What is perfectionism?
“Perfectionism is a coping mechanism, usually learnt from childhood,” Dr Touroni explains. “Perfectionists misinterpret their value as being based on external factors, as opposed to understanding that they are valuable simply for being themselves.”
In this way then, perfectionism is fuelled by a need for external validation. Defined as the approval and acceptance we receive from others; external validation can be healthy – to a certain extent. However, when we rely on it to get us through the day and measure our worth, we put our self-esteem and confidence levels in the hands of the people around us.
So how is this need for external validation learnt? According to Dr Touroni, it’s got something to do with the messages we’re sent during childhood.
“If you grew up with parents who were workaholics you might end up feeling a pressure to live up to their own success,” Dr Touroni points out. “It can also happen if you had a pushy or overly-involved parent. If you only received connection and praise when you achieved something, then you might begin to believe that these are things that need to be ‘earned’.”
How can perfectionism affect our mental health?
“At the heart of most perfectionists is a deep fear of disapproval, of not being ‘good enough’,” Dr Touroni explains.
In this way, perfectionism can exacerbate feelings of insecurity and self-doubt because it drives us to do anything we can to be “good enough” and live up to the harsh expectations we set ourselves.
According to Touroni, there are four main ways perfectionism can affect our mental health:
Difficulties in relationships – “A heavy focus on success and achievement can take its toll on relationships. If you’re a perfectionist, you might also find it difficult to stay ‘present’ which can make it difficult to form authentic connections.”
Feeling ‘empty’ – “A life based on external factors alone is likely to leave someone feeling empty or with a sense that there’s something missing.”
Anxiety – “When we’re constantly projecting into the future thinking about what we can achieve next, we’re likely to be left with a sense that there’s never enough time in the day.”
Overworking – “The drive to succeed is so strong that you’d rather run yourself into the ground that run the risk of failure.”
How to be less of a perfectionist
Perfectionism is a tricky behaviour to get under control – especially when it’s controlled your life for such a long time. It also doesn’t help that, as Dr Touroni explains, “in our always-on culture, perfectionism has become one of our most accepted addictions”.
The first step to quieting our inner perfectionist is removing or avoiding the things that trigger us: and that includes cutting down our time on social media.

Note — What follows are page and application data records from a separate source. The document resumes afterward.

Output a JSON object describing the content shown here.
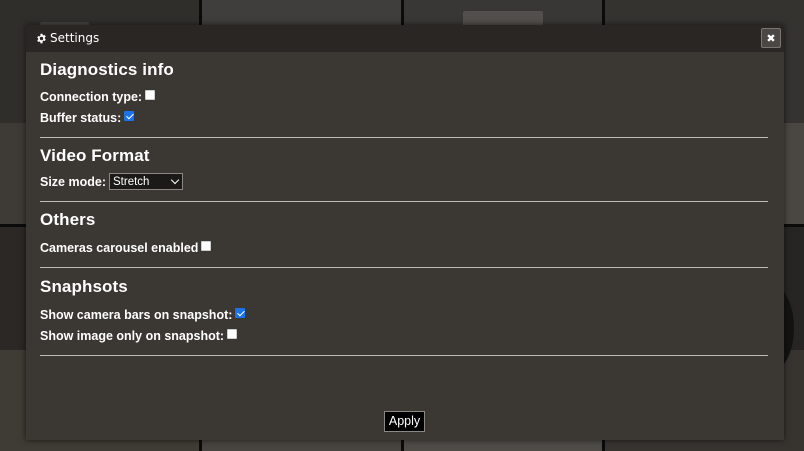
{
  "dialog": {
    "title": "Settings",
    "title_icon": "gear-icon",
    "close_icon": "close-icon",
    "close_symbol": "✖"
  },
  "sections": {
    "diagnostics": {
      "heading": "Diagnostics info",
      "connection_type": {
        "label": "Connection type:",
        "checked": false
      },
      "buffer_status": {
        "label": "Buffer status:",
        "checked": true
      }
    },
    "video_format": {
      "heading": "Video Format",
      "size_mode": {
        "label": "Size mode:",
        "value": "Stretch"
      }
    },
    "others": {
      "heading": "Others",
      "cameras_carousel": {
        "label": "Cameras carousel enabled",
        "checked": false
      }
    },
    "snapshots": {
      "heading": "Snaphsots",
      "show_camera_bars": {
        "label": "Show camera bars on snapshot:",
        "checked": true
      },
      "show_image_only": {
        "label": "Show image only on snapshot:",
        "checked": false
      }
    }
  },
  "footer": {
    "apply_label": "Apply"
  },
  "colors": {
    "dialog_bg": "#3b3733",
    "titlebar_bg": "#2a2623",
    "checkbox_accent": "#1a73e8",
    "divider": "#bdbab6"
  }
}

Dr Touroni also suggests seeking professional help to help you unpick and overcome your unhealthy thought patterns: “Therapy is a good place to start to unravel and challenge these belief systems and understand the ways in which your perfectionism might be holding you back,” she says.

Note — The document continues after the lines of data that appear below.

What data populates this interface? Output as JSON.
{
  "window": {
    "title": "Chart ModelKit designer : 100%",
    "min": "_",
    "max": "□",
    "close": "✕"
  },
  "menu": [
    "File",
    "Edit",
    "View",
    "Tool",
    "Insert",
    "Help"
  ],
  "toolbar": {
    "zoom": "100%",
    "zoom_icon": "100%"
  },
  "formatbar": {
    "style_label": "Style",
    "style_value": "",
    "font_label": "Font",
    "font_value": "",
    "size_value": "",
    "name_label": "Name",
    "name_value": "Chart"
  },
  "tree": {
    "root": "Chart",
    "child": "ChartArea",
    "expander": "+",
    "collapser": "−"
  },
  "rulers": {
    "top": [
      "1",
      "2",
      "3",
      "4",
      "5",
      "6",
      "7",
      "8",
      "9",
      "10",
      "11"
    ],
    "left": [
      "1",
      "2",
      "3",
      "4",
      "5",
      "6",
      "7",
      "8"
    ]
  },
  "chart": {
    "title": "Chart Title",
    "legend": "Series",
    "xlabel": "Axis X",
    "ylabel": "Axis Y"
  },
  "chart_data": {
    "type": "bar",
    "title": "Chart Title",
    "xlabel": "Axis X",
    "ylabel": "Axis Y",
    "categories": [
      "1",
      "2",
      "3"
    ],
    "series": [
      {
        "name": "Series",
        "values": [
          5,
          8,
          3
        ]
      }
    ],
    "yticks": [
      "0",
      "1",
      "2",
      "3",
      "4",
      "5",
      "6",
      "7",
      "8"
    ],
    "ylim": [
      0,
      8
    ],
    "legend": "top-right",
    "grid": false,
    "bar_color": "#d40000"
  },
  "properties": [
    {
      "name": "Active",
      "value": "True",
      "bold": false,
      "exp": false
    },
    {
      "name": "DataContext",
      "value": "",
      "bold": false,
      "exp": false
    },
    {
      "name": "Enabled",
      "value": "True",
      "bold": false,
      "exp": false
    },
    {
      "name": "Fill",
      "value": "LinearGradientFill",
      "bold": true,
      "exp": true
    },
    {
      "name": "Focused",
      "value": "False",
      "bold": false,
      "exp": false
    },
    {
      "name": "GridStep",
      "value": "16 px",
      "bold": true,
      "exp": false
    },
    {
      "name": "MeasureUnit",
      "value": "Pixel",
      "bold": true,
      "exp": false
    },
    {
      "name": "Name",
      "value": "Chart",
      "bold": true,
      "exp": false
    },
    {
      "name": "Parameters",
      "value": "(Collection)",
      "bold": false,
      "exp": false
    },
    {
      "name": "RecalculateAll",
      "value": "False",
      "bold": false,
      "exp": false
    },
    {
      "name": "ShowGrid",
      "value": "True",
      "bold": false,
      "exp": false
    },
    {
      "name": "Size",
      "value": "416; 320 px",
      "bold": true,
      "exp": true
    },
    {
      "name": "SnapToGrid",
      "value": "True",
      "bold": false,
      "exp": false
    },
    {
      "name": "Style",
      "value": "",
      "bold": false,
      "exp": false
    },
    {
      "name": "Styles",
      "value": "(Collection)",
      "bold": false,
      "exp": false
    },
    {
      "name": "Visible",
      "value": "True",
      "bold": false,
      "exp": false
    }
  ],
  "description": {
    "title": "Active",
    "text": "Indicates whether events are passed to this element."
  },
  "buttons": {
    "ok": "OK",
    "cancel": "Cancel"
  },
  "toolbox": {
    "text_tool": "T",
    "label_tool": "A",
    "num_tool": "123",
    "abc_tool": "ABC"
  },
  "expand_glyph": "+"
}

To limit your reliance on external validation, it’s also a good idea to practice positive reinforcement and positive self-talk, to remind yourself that perfect isn’t the be-all-and-end-all.
“Many of us have an inner voice that tends to be quite negative, telling us that we are stupid when we have made a mistake, and so on,” Dr Becky Spelman, psychologist and clinical director of Private Therapy Clinic, previously told Stylist. “We need to nurture an inner voice that praises us when we do well, and that allows us to make mistakes and learn from them, rather than dismissing us as stupid.”

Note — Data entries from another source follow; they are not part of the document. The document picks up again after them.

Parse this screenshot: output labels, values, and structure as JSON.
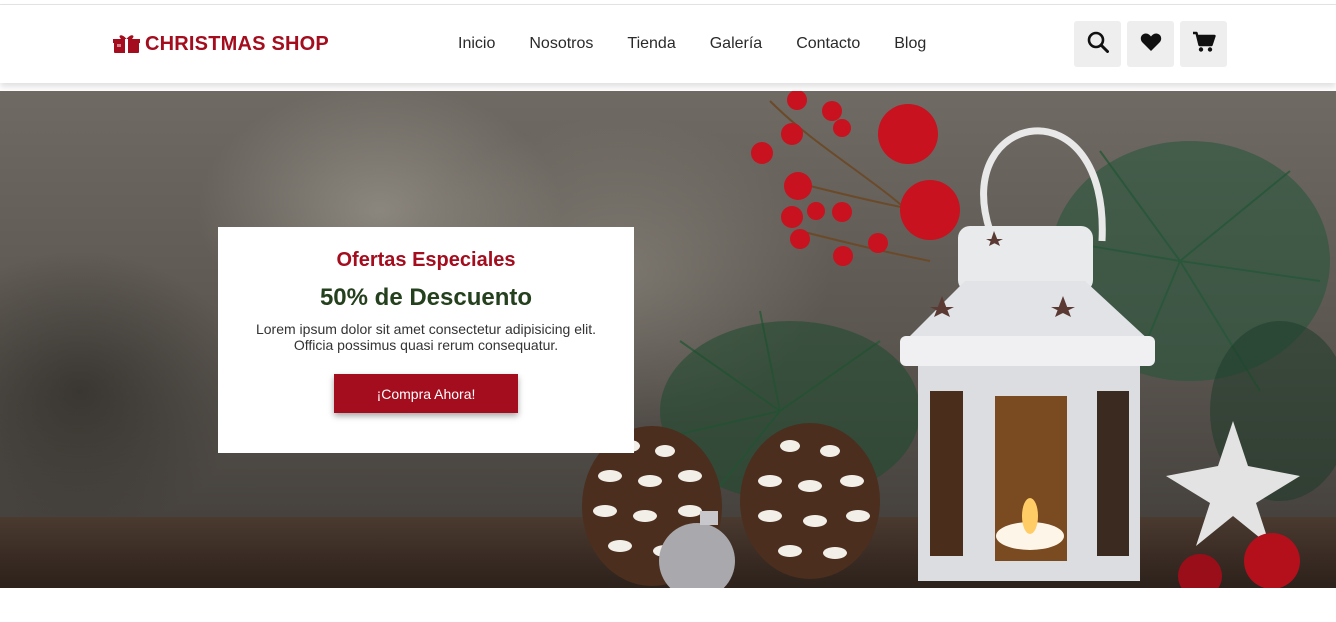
{
  "header": {
    "logo_text": "CHRISTMAS SHOP",
    "logo_icon": "gift-icon",
    "nav": [
      {
        "label": "Inicio"
      },
      {
        "label": "Nosotros"
      },
      {
        "label": "Tienda"
      },
      {
        "label": "Galería"
      },
      {
        "label": "Contacto"
      },
      {
        "label": "Blog"
      }
    ],
    "actions": [
      "search-icon",
      "heart-icon",
      "cart-icon"
    ]
  },
  "hero": {
    "kicker": "Ofertas Especiales",
    "title": "50% de Descuento",
    "text": "Lorem ipsum dolor sit amet consectetur adipisicing elit. Officia possimus quasi rerum consequatur.",
    "cta_label": "¡Compra Ahora!"
  },
  "colors": {
    "brand": "#a30d1e",
    "title_green": "#24401d",
    "icon_button_bg": "#eeeeee"
  }
}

Spelman also agrees that therapy can be a useful tool in unpicking negative behaviour patterns: “Sometimes a few sessions of therapy can help people to start learning how to have a more positive relationship with themselves – and there are various techniques that can be incorporated into our daily lives to help in this area, including mindfulness meditation and the use of positive affirmations.”
As Stylist’s digital writer, Lauren Geall writes on topics including mental health, wellbeing and work. She’s also a big fan of houseplants and likes to dabble in film and TV from time-to-time.